» **Task requirements**: Every line of the data must appear again in the answer, exactly as written.

» **Exercise input**:
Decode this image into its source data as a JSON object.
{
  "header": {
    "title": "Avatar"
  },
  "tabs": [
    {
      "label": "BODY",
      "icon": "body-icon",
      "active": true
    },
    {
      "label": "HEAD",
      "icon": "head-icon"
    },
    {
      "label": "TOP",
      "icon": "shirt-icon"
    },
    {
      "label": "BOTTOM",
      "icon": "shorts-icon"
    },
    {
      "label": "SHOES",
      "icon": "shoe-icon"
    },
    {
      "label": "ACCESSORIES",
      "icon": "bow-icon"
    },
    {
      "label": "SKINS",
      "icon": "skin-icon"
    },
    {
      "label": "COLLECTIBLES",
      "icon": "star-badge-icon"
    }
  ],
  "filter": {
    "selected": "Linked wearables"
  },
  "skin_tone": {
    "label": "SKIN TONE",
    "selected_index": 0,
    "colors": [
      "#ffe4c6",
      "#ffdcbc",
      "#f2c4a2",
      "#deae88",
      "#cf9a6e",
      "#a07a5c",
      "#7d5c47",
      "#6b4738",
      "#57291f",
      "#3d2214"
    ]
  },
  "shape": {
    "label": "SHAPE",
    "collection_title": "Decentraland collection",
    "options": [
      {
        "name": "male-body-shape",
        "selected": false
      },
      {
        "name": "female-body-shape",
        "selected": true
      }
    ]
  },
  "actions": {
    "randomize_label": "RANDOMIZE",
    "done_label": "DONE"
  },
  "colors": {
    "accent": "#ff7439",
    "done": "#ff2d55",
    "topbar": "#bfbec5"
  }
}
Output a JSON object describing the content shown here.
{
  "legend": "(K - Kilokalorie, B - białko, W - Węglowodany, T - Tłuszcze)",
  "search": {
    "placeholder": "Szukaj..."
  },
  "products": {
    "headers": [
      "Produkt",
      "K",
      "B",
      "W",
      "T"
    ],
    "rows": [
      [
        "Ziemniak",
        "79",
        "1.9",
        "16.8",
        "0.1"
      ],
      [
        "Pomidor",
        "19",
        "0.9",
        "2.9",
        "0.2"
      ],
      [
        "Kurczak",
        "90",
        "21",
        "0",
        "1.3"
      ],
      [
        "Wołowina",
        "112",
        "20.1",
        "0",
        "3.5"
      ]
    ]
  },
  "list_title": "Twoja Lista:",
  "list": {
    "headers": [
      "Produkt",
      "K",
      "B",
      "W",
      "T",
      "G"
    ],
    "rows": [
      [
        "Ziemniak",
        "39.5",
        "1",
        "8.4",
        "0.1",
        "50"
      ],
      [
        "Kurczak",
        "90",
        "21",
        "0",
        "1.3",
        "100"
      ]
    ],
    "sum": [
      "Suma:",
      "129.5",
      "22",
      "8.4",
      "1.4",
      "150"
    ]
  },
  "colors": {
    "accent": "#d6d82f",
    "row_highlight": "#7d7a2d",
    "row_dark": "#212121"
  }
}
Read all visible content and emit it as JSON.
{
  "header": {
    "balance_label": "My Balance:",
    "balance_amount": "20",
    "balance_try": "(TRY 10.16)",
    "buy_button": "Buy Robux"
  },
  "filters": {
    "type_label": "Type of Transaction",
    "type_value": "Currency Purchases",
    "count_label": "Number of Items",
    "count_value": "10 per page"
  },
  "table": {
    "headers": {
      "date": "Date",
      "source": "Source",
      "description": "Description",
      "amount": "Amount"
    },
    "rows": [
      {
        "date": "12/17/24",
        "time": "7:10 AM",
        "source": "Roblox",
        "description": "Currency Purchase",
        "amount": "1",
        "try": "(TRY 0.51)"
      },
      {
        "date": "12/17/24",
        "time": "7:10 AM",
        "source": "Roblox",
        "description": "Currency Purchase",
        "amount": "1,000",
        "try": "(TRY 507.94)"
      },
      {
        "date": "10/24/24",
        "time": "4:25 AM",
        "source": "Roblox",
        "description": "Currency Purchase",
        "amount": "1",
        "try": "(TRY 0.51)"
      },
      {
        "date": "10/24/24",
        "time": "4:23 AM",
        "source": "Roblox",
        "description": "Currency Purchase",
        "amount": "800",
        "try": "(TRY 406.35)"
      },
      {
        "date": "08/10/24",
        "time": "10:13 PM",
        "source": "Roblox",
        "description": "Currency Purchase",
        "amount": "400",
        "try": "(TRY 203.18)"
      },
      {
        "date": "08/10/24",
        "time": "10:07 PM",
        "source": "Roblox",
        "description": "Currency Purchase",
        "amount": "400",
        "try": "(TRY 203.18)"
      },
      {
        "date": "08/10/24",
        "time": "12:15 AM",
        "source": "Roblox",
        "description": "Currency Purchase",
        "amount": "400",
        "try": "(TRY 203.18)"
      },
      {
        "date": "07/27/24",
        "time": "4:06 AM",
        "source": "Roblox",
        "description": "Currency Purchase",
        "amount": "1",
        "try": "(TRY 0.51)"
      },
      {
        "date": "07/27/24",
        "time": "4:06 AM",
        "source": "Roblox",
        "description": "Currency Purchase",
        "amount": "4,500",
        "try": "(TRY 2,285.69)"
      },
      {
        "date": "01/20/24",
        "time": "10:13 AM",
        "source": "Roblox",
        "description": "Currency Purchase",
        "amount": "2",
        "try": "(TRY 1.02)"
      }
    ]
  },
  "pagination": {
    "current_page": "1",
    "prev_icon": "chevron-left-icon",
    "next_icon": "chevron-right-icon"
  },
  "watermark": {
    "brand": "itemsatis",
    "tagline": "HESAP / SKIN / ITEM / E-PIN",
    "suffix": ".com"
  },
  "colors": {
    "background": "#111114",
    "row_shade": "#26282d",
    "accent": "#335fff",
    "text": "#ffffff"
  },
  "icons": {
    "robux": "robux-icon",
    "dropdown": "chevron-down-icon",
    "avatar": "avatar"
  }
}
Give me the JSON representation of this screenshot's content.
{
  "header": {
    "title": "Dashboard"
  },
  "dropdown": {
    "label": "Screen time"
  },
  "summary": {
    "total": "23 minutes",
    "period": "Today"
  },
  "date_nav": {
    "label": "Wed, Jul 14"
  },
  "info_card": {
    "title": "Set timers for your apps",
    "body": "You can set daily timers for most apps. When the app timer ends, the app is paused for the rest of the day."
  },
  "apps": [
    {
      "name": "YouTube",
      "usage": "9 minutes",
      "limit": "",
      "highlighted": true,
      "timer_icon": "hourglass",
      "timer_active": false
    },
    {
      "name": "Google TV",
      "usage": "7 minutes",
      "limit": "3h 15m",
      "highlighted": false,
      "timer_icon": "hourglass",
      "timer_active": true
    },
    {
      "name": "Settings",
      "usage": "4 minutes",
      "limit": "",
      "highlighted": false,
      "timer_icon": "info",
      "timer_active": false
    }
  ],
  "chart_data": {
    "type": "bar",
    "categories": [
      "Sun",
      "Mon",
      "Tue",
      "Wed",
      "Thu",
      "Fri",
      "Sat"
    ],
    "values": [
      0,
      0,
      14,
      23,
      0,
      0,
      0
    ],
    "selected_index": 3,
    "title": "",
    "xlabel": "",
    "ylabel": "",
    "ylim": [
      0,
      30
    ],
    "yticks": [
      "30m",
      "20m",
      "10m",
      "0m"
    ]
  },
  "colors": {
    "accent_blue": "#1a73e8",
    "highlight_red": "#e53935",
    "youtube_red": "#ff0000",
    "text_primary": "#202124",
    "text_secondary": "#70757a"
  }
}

» **Output**:
Decode this image into its source data as a JSON object.
{
  "header": {
    "title": "Avatar"
  },
  "tabs": [
    {
      "label": "BODY",
      "icon": "body-icon",
      "active": true
    },
    {
      "label": "HEAD",
      "icon": "head-icon"
    },
    {
      "label": "TOP",
      "icon": "shirt-icon"
    },
    {
      "label": "BOTTOM",
      "icon": "shorts-icon"
    },
    {
      "label": "SHOES",
      "icon": "shoe-icon"
    },
    {
      "label": "ACCESSORIES",
      "icon": "bow-icon"
    },
    {
      "label": "SKINS",
      "icon": "skin-icon"
    },
    {
      "label": "COLLECTIBLES",
      "icon": "star-badge-icon"
    }
  ],
  "filter": {
    "selected": "Linked wearables"
  },
  "skin_tone": {
    "label": "SKIN TONE",
    "selected_index": 0,
    "colors": [
      "#ffe4c6",
      "#ffdcbc",
      "#f2c4a2",
      "#deae88",
      "#cf9a6e",
      "#a07a5c",
      "#7d5c47",
      "#6b4738",
      "#57291f",
      "#3d2214"
    ]
  },
  "shape": {
    "label": "SHAPE",
    "collection_title": "Decentraland collection",
    "options": [
      {
        "name": "male-body-shape",
        "selected": false
      },
      {
        "name": "female-body-shape",
        "selected": true
      }
    ]
  },
  "actions": {
    "randomize_label": "RANDOMIZE",
    "done_label": "DONE"
  },
  "colors": {
    "accent": "#ff7439",
    "done": "#ff2d55",
    "topbar": "#bfbec5"
  }
}
Output a JSON object describing the content shown here.
{
  "legend": "(K - Kilokalorie, B - białko, W - Węglowodany, T - Tłuszcze)",
  "search": {
    "placeholder": "Szukaj..."
  },
  "products": {
    "headers": [
      "Produkt",
      "K",
      "B",
      "W",
      "T"
    ],
    "rows": [
      [
        "Ziemniak",
        "79",
        "1.9",
        "16.8",
        "0.1"
      ],
      [
        "Pomidor",
        "19",
        "0.9",
        "2.9",
        "0.2"
      ],
      [
        "Kurczak",
        "90",
        "21",
        "0",
        "1.3"
      ],
      [
        "Wołowina",
        "112",
        "20.1",
        "0",
        "3.5"
      ]
    ]
  },
  "list_title": "Twoja Lista:",
  "list": {
    "headers": [
      "Produkt",
      "K",
      "B",
      "W",
      "T",
      "G"
    ],
    "rows": [
      [
        "Ziemniak",
        "39.5",
        "1",
        "8.4",
        "0.1",
        "50"
      ],
      [
        "Kurczak",
        "90",
        "21",
        "0",
        "1.3",
        "100"
      ]
    ],
    "sum": [
      "Suma:",
      "129.5",
      "22",
      "8.4",
      "1.4",
      "150"
    ]
  },
  "colors": {
    "accent": "#d6d82f",
    "row_highlight": "#7d7a2d",
    "row_dark": "#212121"
  }
}
Read all visible content and emit it as JSON.
{
  "header": {
    "balance_label": "My Balance:",
    "balance_amount": "20",
    "balance_try": "(TRY 10.16)",
    "buy_button": "Buy Robux"
  },
  "filters": {
    "type_label": "Type of Transaction",
    "type_value": "Currency Purchases",
    "count_label": "Number of Items",
    "count_value": "10 per page"
  },
  "table": {
    "headers": {
      "date": "Date",
      "source": "Source",
      "description": "Description",
      "amount": "Amount"
    },
    "rows": [
      {
        "date": "12/17/24",
        "time": "7:10 AM",
        "source": "Roblox",
        "description": "Currency Purchase",
        "amount": "1",
        "try": "(TRY 0.51)"
      },
      {
        "date": "12/17/24",
        "time": "7:10 AM",
        "source": "Roblox",
        "description": "Currency Purchase",
        "amount": "1,000",
        "try": "(TRY 507.94)"
      },
      {
        "date": "10/24/24",
        "time": "4:25 AM",
        "source": "Roblox",
        "description": "Currency Purchase",
        "amount": "1",
        "try": "(TRY 0.51)"
      },
      {
        "date": "10/24/24",
        "time": "4:23 AM",
        "source": "Roblox",
        "description": "Currency Purchase",
        "amount": "800",
        "try": "(TRY 406.35)"
      },
      {
        "date": "08/10/24",
        "time": "10:13 PM",
        "source": "Roblox",
        "description": "Currency Purchase",
        "amount": "400",
        "try": "(TRY 203.18)"
      },
      {
        "date": "08/10/24",
        "time": "10:07 PM",
        "source": "Roblox",
        "description": "Currency Purchase",
        "amount": "400",
        "try": "(TRY 203.18)"
      },
      {
        "date": "08/10/24",
        "time": "12:15 AM",
        "source": "Roblox",
        "description": "Currency Purchase",
        "amount": "400",
        "try": "(TRY 203.18)"
      },
      {
        "date": "07/27/24",
        "time": "4:06 AM",
        "source": "Roblox",
        "description": "Currency Purchase",
        "amount": "1",
        "try": "(TRY 0.51)"
      },
      {
        "date": "07/27/24",
        "time": "4:06 AM",
        "source": "Roblox",
        "description": "Currency Purchase",
        "amount": "4,500",
        "try": "(TRY 2,285.69)"
      },
      {
        "date": "01/20/24",
        "time": "10:13 AM",
        "source": "Roblox",
        "description": "Currency Purchase",
        "amount": "2",
        "try": "(TRY 1.02)"
      }
    ]
  },
  "pagination": {
    "current_page": "1",
    "prev_icon": "chevron-left-icon",
    "next_icon": "chevron-right-icon"
  },
  "watermark": {
    "brand": "itemsatis",
    "tagline": "HESAP / SKIN / ITEM / E-PIN",
    "suffix": ".com"
  },
  "colors": {
    "background": "#111114",
    "row_shade": "#26282d",
    "accent": "#335fff",
    "text": "#ffffff"
  },
  "icons": {
    "robux": "robux-icon",
    "dropdown": "chevron-down-icon",
    "avatar": "avatar"
  }
}
Give me the JSON representation of this screenshot's content.
{
  "header": {
    "title": "Dashboard"
  },
  "dropdown": {
    "label": "Screen time"
  },
  "summary": {
    "total": "23 minutes",
    "period": "Today"
  },
  "date_nav": {
    "label": "Wed, Jul 14"
  },
  "info_card": {
    "title": "Set timers for your apps",
    "body": "You can set daily timers for most apps. When the app timer ends, the app is paused for the rest of the day."
  },
  "apps": [
    {
      "name": "YouTube",
      "usage": "9 minutes",
      "limit": "",
      "highlighted": true,
      "timer_icon": "hourglass",
      "timer_active": false
    },
    {
      "name": "Google TV",
      "usage": "7 minutes",
      "limit": "3h 15m",
      "highlighted": false,
      "timer_icon": "hourglass",
      "timer_active": true
    },
    {
      "name": "Settings",
      "usage": "4 minutes",
      "limit": "",
      "highlighted": false,
      "timer_icon": "info",
      "timer_active": false
    }
  ],
  "chart_data": {
    "type": "bar",
    "categories": [
      "Sun",
      "Mon",
      "Tue",
      "Wed",
      "Thu",
      "Fri",
      "Sat"
    ],
    "values": [
      0,
      0,
      14,
      23,
      0,
      0,
      0
    ],
    "selected_index": 3,
    "title": "",
    "xlabel": "",
    "ylabel": "",
    "ylim": [
      0,
      30
    ],
    "yticks": [
      "30m",
      "20m",
      "10m",
      "0m"
    ]
  },
  "colors": {
    "accent_blue": "#1a73e8",
    "highlight_red": "#e53935",
    "youtube_red": "#ff0000",
    "text_primary": "#202124",
    "text_secondary": "#70757a"
  }
}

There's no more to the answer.